This new section of the Dock sits between favorite apps and the stack and files. It updates automatically with whatever apps are currently running or to show three recently used applications.
You can turn this feature on or off in the System Preferences. Under the Dock menu, check or uncheck the box labeled ‘Show recent applications in Dock’.
Stacks and Files
The farthest right section of the Dock is used to store stacks, files, and the Trash.
Stacks and files can be added to the Dock by dragging any files or folders from the Finder. Keeping them here makes them easily accessible and is useful if you use certain items frequently.
Stacks work just like folders: click to open and see all the files inside. By control-clicking a stack, you can customize how it opens: fan grid or list. You can also choose to view it as a traditional folder icon.
The little round dots that appear beneath icons on the Dock indicate whether that application is running or not. You can turn this effect on or off using the Systems Preferences checkbox labeled ‘Show indicators for open applications’.
The System Preferences checkbox labeled ‘Animate opening applications’ determines whether or not icons bounce up and down upon opening. Some users have suggested that turning this feature off improves performance in macOS, although for most users the difference appears to be negligible at best.
The Minimize effect allows you to move an application’s window to the Dock when you aren’t using it. This is a great organization method and can help to clear multiple windows when working.

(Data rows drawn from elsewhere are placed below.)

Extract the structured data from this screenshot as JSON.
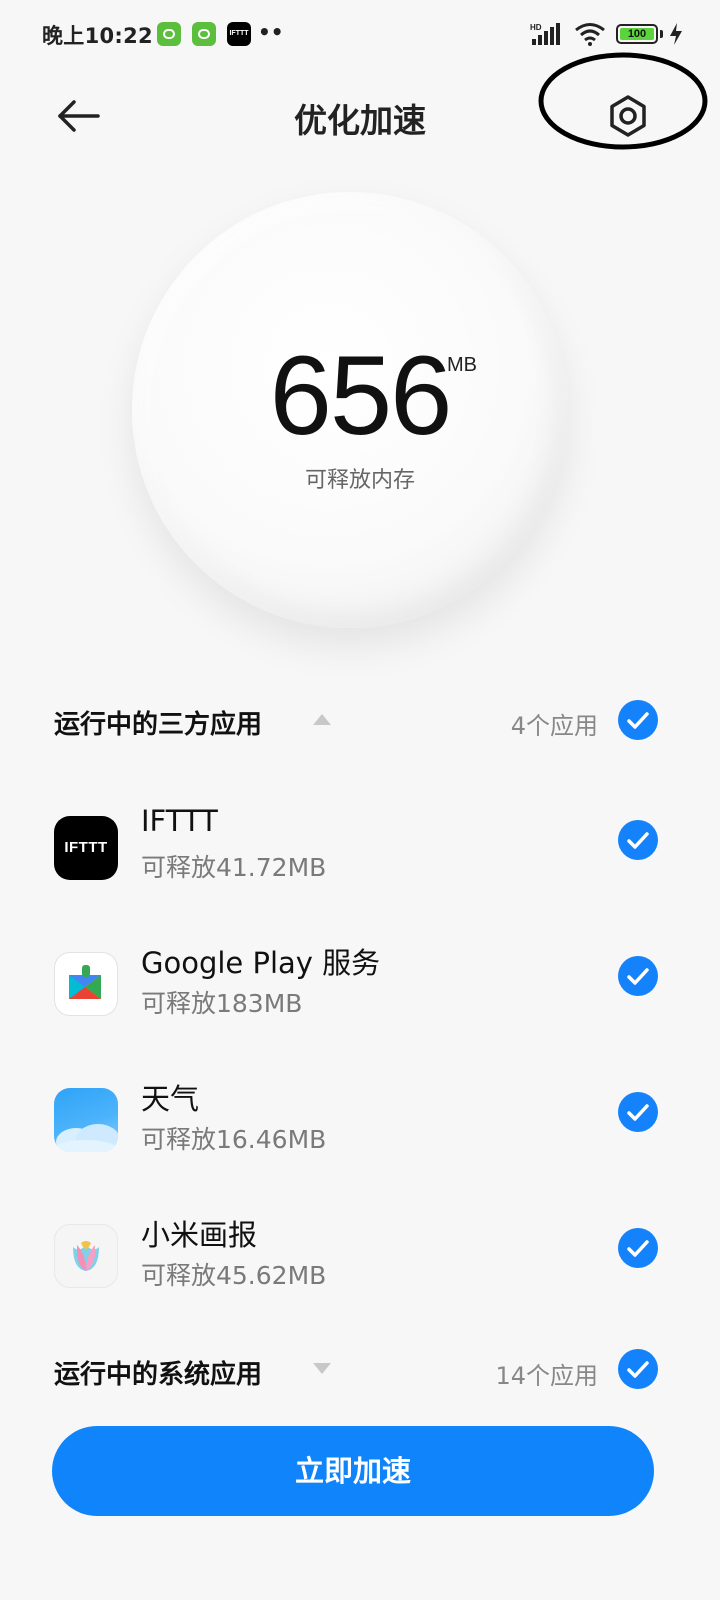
{
  "status_bar": {
    "time": "晚上10:22",
    "notification_icons": [
      "app-green-icon",
      "app-green-icon",
      "ifttt-icon"
    ],
    "ifttt_badge_text": "IFTTT",
    "more_dots": "••",
    "signal_label": "HD",
    "battery_level": "100",
    "battery_color": "#5bd33a",
    "charging": true
  },
  "header": {
    "title": "优化加速",
    "back_icon": "arrow-left-icon",
    "settings_icon": "settings-hexagon-icon"
  },
  "memory": {
    "value": "656",
    "unit": "MB",
    "label": "可释放内存"
  },
  "third_party_section": {
    "title": "运行中的三方应用",
    "count_label": "4个应用",
    "expanded": true,
    "checked": true,
    "apps": [
      {
        "name": "IFTTT",
        "releasable": "可释放41.72MB",
        "icon": "ifttt-icon",
        "icon_text": "IFTTT",
        "checked": true
      },
      {
        "name": "Google Play 服务",
        "releasable": "可释放183MB",
        "icon": "google-play-services-icon",
        "checked": true
      },
      {
        "name": "天气",
        "releasable": "可释放16.46MB",
        "icon": "weather-icon",
        "checked": true
      },
      {
        "name": "小米画报",
        "releasable": "可释放45.62MB",
        "icon": "mi-wallpaper-carousel-icon",
        "checked": true
      }
    ]
  },
  "system_section": {
    "title": "运行中的系统应用",
    "count_label": "14个应用",
    "expanded": false,
    "checked": true
  },
  "action": {
    "boost_label": "立即加速",
    "accent_color": "#0f84fb"
  }
}
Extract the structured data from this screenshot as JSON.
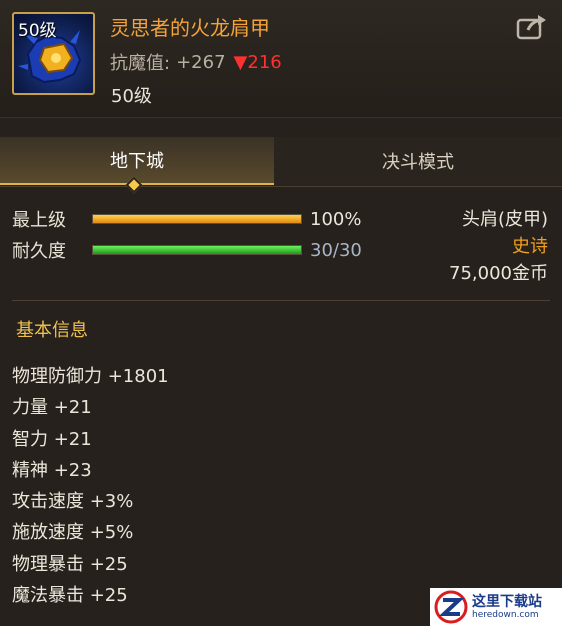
{
  "item": {
    "icon_level": "50级",
    "name": "灵思者的火龙肩甲",
    "stat_label": "抗魔值:",
    "stat_value": "+267",
    "stat_diff": "▼216",
    "level": "50级",
    "icon": "dragon-shoulder-armor-icon"
  },
  "tabs": [
    {
      "label": "地下城",
      "active": true
    },
    {
      "label": "决斗模式",
      "active": false
    }
  ],
  "bars": {
    "max_level": {
      "label": "最上级",
      "value": "100%",
      "fraction": 1.0
    },
    "durability": {
      "label": "耐久度",
      "value": "30/30",
      "fraction": 1.0
    }
  },
  "info": {
    "slot": "头肩(皮甲)",
    "rarity": "史诗",
    "price": "75,000金币"
  },
  "section_title": "基本信息",
  "attributes": [
    "物理防御力 +1801",
    "力量 +21",
    "智力 +21",
    "精神 +23",
    "攻击速度 +3%",
    "施放速度 +5%",
    "物理暴击 +25",
    "魔法暴击 +25"
  ],
  "watermark": {
    "cn": "这里下载站",
    "en": "heredown.com"
  },
  "colors": {
    "title": "#f4a33a",
    "rarity": "#f0a020",
    "down": "#ff3030",
    "accent": "#e0b24a"
  }
}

Through the System Preferences, you can choose to store minimized windows within the app’s icon or to keep them in a row alongside your Stacks and Files. You can also choose to have a window minimize when you double-click its title bar.
We hope that gives you some insight into how to customize the Dock on macOS. Experiment to find your favorite settings and let us know them in the comments!
Dan is a freelance writer based in South West England.
He spent two years supervising repairs as a Genius Admin for Apple Retail and uses that knowledge to keep our troubleshooting guides up to date.
Long before that, Dan turned to Apple products from a musical background. Having owned iPods for years, he bought a MacBook to learn sound recording and production. It was using those skills that he gained a first-class Bachelor of Science in Sound Technology.